HBO’s decision to air the first two episodes back-to-back was a wise one. "Mr. Ruggerio’s Neighborhood" functions as an elegant, ingeniously structured prologue; rather than plunging us back into the world of The Sopranos, it brings us up to speed through teasing glimpses of each of the family members as they are tailed by various undercover agents. Each Soprano has an FBI code name: There’s "Mrs. Bing" (Edie Falco), seen taking tennis lessons with sexpot Adrianna (Drea de Matteo); "Princess Bing" (Jamie-Lynn Sigler), now a freshman at Columbia University; "Baby Bing" (Robert Iler), cutting class and sneaking smokes with a crowd of toughs; and Der Bingle himself (James Gandolfini), embroiled in a garbage contracting war sure to become one of the main storylines this year. Taut and suspenseful, "Mr. Ruggerio’s Neighborhood" would no doubt come as a tantalizing but disappointingly brief opening salvo were it airing alone.

The follow-up, "Proshai, Livushka," delivers the goods. Astoundingly dense with plot, character and detail, the episode exhibits both the (few) head-scratching flaws and (many) exhilarating highlights endemic to the prior season. The biggest blunder: an unforgivably cheesy scene between Tony and Livia in which they never appear in the same frame together and Livia utters nothing but stock phrases and makes her usual dismissive gestures. Either the shots of Marchand are outtakes from a previous episode or they were filmed months before the rest of the scene, but whatever the case, the result resembles nothing so much as The Trail of the Pink Panther, the Inspector Clouseau movie cobbled from the cutting room floor after Peter Sellers’ death. There are a few other lapses, too, such as a moment where Tony seems to forget his phone is bugged and the weirdly offhand introduction of a major new character.

But the payoff comes with the death of Livia, who gets the farewell she deserves – a wake for a woman nobody mourns. The deliriously awkward memorial service is an encapsulation of everything that makes The Sopranos so special, bringing together a mix of characters both major and minor, all of whom are expertly delineated and a joy to watch.

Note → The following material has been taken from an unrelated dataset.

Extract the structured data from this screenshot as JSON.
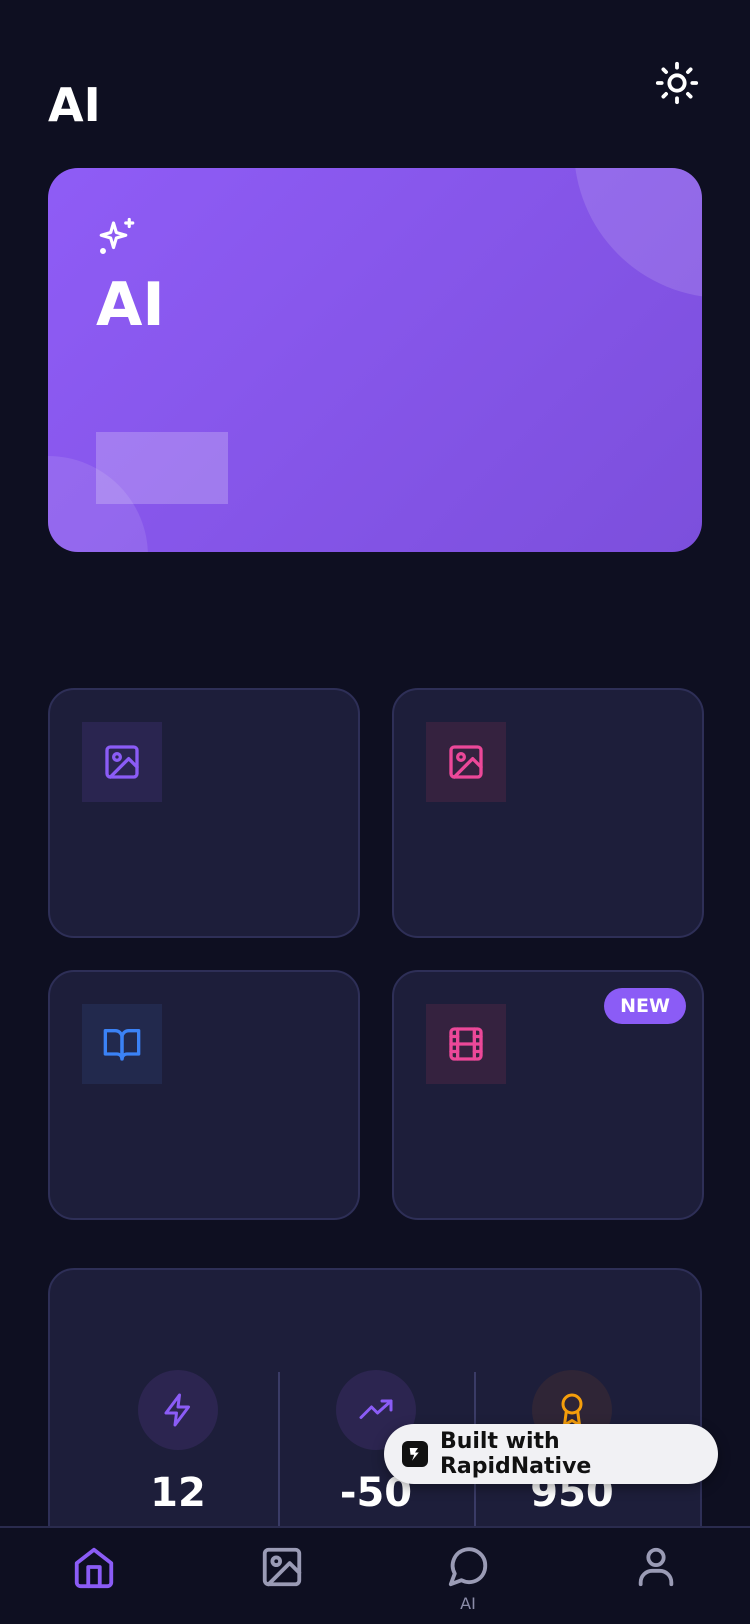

There’s wisecracking Uncle Junior (Dominic Chianese) and his gentle giant of a henchman, Bobby Bacala (Steven R. Schirripa); inquisitive Italian import Furio (Federico Castelluccio) and well-meaning chef Artie Bucco (John Ventimiglia); goofball goombahs Silvio Dante (Steve Van Zandt) and Paulie Walnuts (Tony Sirico). It’s an embarrassment of riches, even with the loss of three major players from the previous season (one of whom makes a startling split-second appearance). But the rising stars to keep your eyes on this season are the Soprano offspring. There’s a shocking encounter early in "Proshai, Livushka" between Tony and a potential suitor of daughter Meadow, one that indicates David Chase has no plans to soften his characters as time goes on (the Archie Bunker syndrome). And as A.J. Soprano, Robert Iler shows signs of rivaling his TV dad in terms of erasing the line between actor and role. Iler’s A.J. is a frighteningly realistic troubled teen – there always seems to be something enormous and terrifying bubbling up inside him, and this may be the season it comes to the surface. As always, though, Gandolfini and Falco form the bedrock of the series, continually setting the bar for television acting higher as Tony and Carmela. Gandolfini finds exactly the right note for Tony’s mixed reaction to his mother’s death, and Carmela – well, if you enjoyed her kiss-off to Father Phil in season one, just wait until you get a load of her eulogy for Livia. The show’s dark heart may be dead, but The Sopranos is still alive and kicking.

Scott Von Doviak